Alastair Cook has indicated his time as England one day captain could be close to an end after the series defeat to Australia on Sunday.

England have endured a horror tour Down Under, losing all eight games against Australia in 86 days on tour including the 5-0 Ashes whitewash.

That has left the spotlight on their 29-year-old captain and, after the defeats have piled up, Cook has conceded it has left him contemplating his future.

"I think I'm going to have to make a decision on that after you take stock of the next two games (to end the series)," he said.

"We'll sit down and talk over a lot of things. I think there will be some changes.

"I think English cricket needs a little bit of a change as well.

"The last few months we haven't played the cricket we are capable of. We have to look at the reasons why."

Cook was given the backing to remain in charge by the England and Wales Cricket board during the fifth Test in Sydney a fortnight ago.

Asked if he felt his position has been undermined since, Cook added: "I don't really want to get dragged into my position. I think it's been two weeks since someone asked me that question - it's been a long two weeks.

"We have kept losing games of cricket and I haven't been able to turn it around."

As for Sunday's seven-wicket loss in the third ODI in Sydney, Cook told Sky Sports 2: "The first 10 overs we played alright, then we did what you can't afford to do, we kept losing wickets and it's very hard to build momentum.

"Everybody got 20 or 30 but you need to go on. The last game we managed to do that and got a big score. If somebody gets 100, or 80, then you can get 300 and that's what we needed.

"They've won a lot of cricket against us over the past two months and it's difficult to stop that," he said.

"We've got to try to win a game, that's what we have to do."

Eoin Morgan top-scored for England with 54 before falling to a disputed return catch by Dan Christian which sparked a heated exchange between Australian captain Michael Clarke and Morgan's batting partner Jos Buttler.

Morgan stood his ground, believing the ball had not carried to the diving Christian, but was given out by the third umpire.
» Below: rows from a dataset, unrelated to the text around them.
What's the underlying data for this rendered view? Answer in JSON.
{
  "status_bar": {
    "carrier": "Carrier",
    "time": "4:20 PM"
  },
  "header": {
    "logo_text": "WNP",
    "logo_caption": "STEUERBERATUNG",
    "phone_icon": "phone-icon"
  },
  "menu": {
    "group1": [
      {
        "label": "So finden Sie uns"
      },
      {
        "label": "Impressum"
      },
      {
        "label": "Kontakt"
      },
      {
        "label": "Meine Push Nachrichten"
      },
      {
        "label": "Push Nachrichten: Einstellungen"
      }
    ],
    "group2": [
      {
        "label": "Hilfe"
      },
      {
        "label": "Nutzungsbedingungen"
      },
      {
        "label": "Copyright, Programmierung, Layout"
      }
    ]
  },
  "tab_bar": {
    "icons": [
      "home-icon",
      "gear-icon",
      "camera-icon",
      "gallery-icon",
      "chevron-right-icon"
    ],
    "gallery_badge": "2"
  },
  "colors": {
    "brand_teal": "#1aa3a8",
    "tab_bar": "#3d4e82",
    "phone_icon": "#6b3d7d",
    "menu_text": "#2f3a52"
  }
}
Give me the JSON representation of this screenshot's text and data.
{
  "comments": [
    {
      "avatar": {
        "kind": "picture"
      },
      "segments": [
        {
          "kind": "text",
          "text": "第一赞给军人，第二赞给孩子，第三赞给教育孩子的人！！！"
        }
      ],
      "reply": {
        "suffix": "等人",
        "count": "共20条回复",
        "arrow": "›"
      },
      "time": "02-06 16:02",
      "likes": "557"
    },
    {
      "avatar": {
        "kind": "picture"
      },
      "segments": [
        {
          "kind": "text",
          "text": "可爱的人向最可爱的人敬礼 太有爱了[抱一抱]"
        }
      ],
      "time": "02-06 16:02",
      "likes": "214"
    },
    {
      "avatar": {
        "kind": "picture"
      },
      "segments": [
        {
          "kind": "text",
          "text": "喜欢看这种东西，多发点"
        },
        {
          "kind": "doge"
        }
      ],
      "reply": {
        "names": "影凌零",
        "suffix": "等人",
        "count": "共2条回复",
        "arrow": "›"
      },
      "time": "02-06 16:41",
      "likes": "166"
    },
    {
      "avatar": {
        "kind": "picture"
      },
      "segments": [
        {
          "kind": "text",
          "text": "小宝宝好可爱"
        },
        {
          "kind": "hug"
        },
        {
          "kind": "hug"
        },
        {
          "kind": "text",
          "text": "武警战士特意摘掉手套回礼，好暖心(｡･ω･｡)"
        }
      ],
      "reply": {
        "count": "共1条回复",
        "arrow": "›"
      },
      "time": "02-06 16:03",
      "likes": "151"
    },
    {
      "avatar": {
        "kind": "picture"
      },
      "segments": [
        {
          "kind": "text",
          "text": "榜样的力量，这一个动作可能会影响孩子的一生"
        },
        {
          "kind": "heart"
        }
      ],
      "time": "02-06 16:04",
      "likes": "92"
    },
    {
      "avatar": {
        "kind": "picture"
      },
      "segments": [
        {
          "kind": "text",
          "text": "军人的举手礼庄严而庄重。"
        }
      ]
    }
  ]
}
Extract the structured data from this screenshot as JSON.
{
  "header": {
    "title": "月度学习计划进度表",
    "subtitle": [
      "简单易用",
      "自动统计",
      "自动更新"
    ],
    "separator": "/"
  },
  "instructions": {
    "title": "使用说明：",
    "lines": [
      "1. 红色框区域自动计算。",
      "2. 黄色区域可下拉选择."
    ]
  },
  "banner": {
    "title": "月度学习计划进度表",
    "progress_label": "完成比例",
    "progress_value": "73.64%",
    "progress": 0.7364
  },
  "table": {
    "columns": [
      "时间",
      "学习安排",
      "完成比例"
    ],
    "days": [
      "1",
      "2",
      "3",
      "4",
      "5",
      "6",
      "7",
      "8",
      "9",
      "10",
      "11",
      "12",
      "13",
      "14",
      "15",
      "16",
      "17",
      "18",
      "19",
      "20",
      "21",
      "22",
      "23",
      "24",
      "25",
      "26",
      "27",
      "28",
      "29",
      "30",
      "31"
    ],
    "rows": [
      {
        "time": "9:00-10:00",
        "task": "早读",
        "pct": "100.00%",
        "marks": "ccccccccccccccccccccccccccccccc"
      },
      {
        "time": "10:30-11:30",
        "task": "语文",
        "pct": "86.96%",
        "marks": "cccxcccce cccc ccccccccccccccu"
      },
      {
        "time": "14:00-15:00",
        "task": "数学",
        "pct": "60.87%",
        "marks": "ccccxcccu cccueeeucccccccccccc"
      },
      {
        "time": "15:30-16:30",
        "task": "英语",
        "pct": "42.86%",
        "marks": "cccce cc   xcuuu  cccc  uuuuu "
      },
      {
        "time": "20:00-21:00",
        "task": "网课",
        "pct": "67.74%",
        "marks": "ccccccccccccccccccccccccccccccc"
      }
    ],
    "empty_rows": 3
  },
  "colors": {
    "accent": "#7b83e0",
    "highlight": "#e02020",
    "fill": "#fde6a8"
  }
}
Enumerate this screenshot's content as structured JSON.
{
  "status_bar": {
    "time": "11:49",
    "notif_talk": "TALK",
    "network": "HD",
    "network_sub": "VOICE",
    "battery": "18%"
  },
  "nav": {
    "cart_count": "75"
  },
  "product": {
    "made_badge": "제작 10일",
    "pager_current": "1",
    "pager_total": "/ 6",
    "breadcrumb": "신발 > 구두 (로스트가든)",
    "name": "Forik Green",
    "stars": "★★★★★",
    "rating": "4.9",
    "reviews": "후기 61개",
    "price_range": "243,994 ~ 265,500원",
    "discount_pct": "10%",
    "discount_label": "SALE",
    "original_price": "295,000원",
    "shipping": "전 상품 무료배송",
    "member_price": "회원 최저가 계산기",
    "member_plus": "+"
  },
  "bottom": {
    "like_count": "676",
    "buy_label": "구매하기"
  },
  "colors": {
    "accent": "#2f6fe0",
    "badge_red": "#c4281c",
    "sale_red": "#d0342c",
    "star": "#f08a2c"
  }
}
"He kindly advised me, on his umpiring experience, of his opinion," Morgan said, somewhat sarcastically, of Clarke's involvement.

"I thought there was enough doubt, and having seen the replays I still think that. I'm entitled to stand, it's up to the umpire to give me out.

"There was nothing detrimental or disrespectful said, we had a polite conversation about it."

Clarke himself hailed his bowling attack for restricting the tourists.

"The bowlers did a fantastic job on a pretty good batting wicket and a very fast outfield," he said. "Both our spinners, Xavier Doherty and Glenn Maxwell, did a fantastic job."

It was then left to David Warner to lead the chase with 71, a total matched by Shaun Marsh.

With the series won, both Warner and Clarke are likely to sit out at least the fourth game in Perth.

"He's had an excellent summer and deserves a break, if the selectors are listening, he's a little bit tired," Clarke said of Warner.

He added: "I dont think I'll go to Perth. Obviously we want to win the series 5-0 but the priority was to win the series.

"I think the selectors will give me Perth off but I'll be back for Australia Day in Adelaide."

Warner had already contributed with a stunning direct hit from the deep to run out Ian Bell, gathering after Clarke had got a hand to the ball and fizzing in a flat throw that his skipper had to sway out of the way of.

"I was lucky not to hit Michael, he did a bit of a 'Matrix' thing there!" Warner smiled. "He misfielded and I cleared the mess up."